Life & Style Magazine

Evaluating the risks of parabens.

One recent Danish study, however, raised concerns. It showed that parabens could be detected in the blood and urine of healthy young male volunteers a few hours after paraben-containing lotions were applied to their skin. The authors concluded that since the chemicals could be absorbed, metabolized and excreted, they “could potentially contribute to adverse health effects.”

But Health Canada, the U.S. Food and Drug Administration, and the Cosmetic Ingredient Review (CIR), a U.S.-based industry-sponsored panel of experts that evaluates the safety of cosmetic ingredients, have all deemed that parabens are safe at current exposure levels. The CIR examined parabens in 1984 and again in 2005, and both times concluded that parabens at the low levels found in personal care products are not a concern. In 2005, the European Commission’s Scientific Committee on Consumer Products confirmed that the use of methyl- and ethyl-paraben is safe as regulated. It is gathering data on other parabens.

But researchers and organizations such as the U.S. Environmental Working Group say research must not just look at individual product exposure but must find a way to evaluate the cumulative impact of many products used over many years. EWG’s surveys show the average adult consumer uses nine personal care products a day.

For consumers like Jude Isabella, a Victoria, B.C. mom and the editor of a national children’s science magazine, the debate, while inconclusive, is enough for her to limit her exposure. Since cancer runs in her family, she shops for cosmetic products labelled “paraben free,” including expensive organic deodorant from a health food store for her two teenage boys. “Why slather yourself with chemicals when we don’t yet have the answer? I’m not paranoid, but I’d rather err on the side of caution,” she says.

Darren Praznik, president of the Canadian Cosmetic, Toiletry and Fragrance Association (the leading trade association for personal care products in Canada), says the organization is very sensitive to consumer concerns, but that the ingredients used in products are strictly regulated and monitored by Health Canada. “We are satisfied that the regulation process is robust, science-based and protects the consumer.”
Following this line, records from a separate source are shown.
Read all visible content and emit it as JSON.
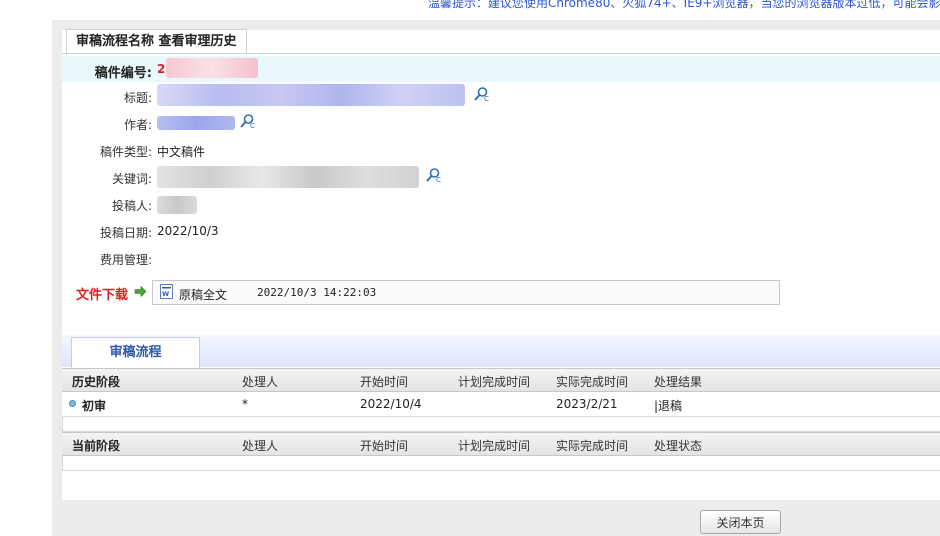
{
  "notice": "温馨提示：建议您使用Chrome80、火狐74+、IE9+浏览器，当您的浏览器版本过低，可能会影响",
  "page_title": "审稿流程名称 查看审理历史",
  "manuscript": {
    "id_label": "稿件编号:",
    "id_value": "2",
    "title_label": "标题:",
    "author_label": "作者:",
    "type_label": "稿件类型:",
    "type_value": "中文稿件",
    "keywords_label": "关键词:",
    "submitter_label": "投稿人:",
    "date_label": "投稿日期:",
    "date_value": "2022/10/3",
    "fee_label": "费用管理:"
  },
  "download": {
    "label": "文件下载",
    "file_name": "原稿全文",
    "file_date": "2022/10/3 14:22:03"
  },
  "review": {
    "tab_label": "审稿流程",
    "history_headers": [
      "历史阶段",
      "处理人",
      "开始时间",
      "计划完成时间",
      "实际完成时间",
      "处理结果"
    ],
    "history_rows": [
      {
        "stage": "初审",
        "handler": "*",
        "start": "2022/10/4",
        "planned": "",
        "actual": "2023/2/21",
        "result": "|退稿"
      }
    ],
    "current_headers": [
      "当前阶段",
      "处理人",
      "开始时间",
      "计划完成时间",
      "实际完成时间",
      "处理状态"
    ]
  },
  "close_button": "关闭本页",
  "colors": {
    "accent_red": "#e02020",
    "link_blue": "#2b56d9",
    "section_blue": "#2d58a8",
    "highlight_row": "#e9f8fd"
  },
  "icons": {
    "author_search": "magnifier-c-icon",
    "download_arrow": "green-right-arrow-icon",
    "file": "word-doc-icon",
    "stage_dot": "blue-dot-icon"
  }
}
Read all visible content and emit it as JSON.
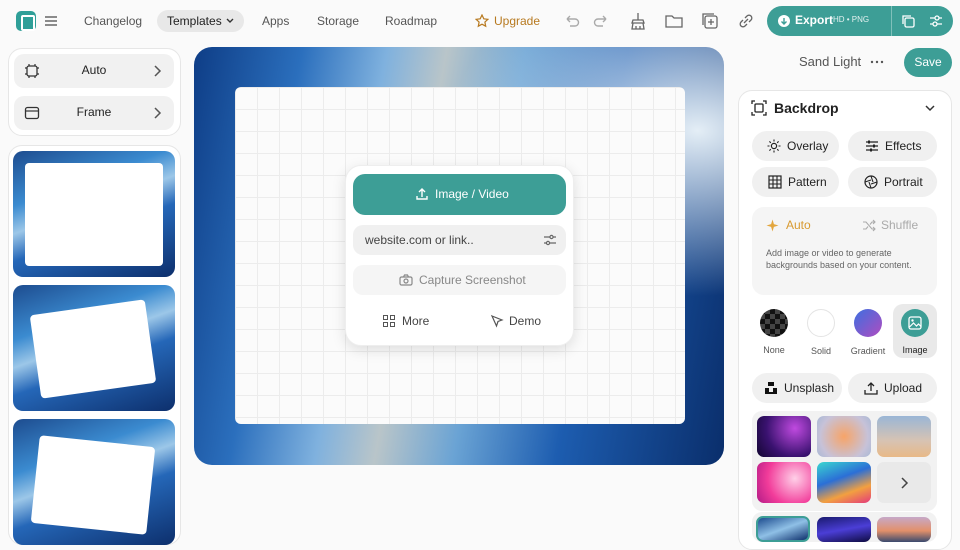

Some manufacturers have gone on the record about their long-term plans to find paraben replacements, including the manufacturers of UREAKA! Therapeutic Barrier Skin Cream, Germiphene Corporation.



By Anne Mullens: Best Health Magazine – Summer 2008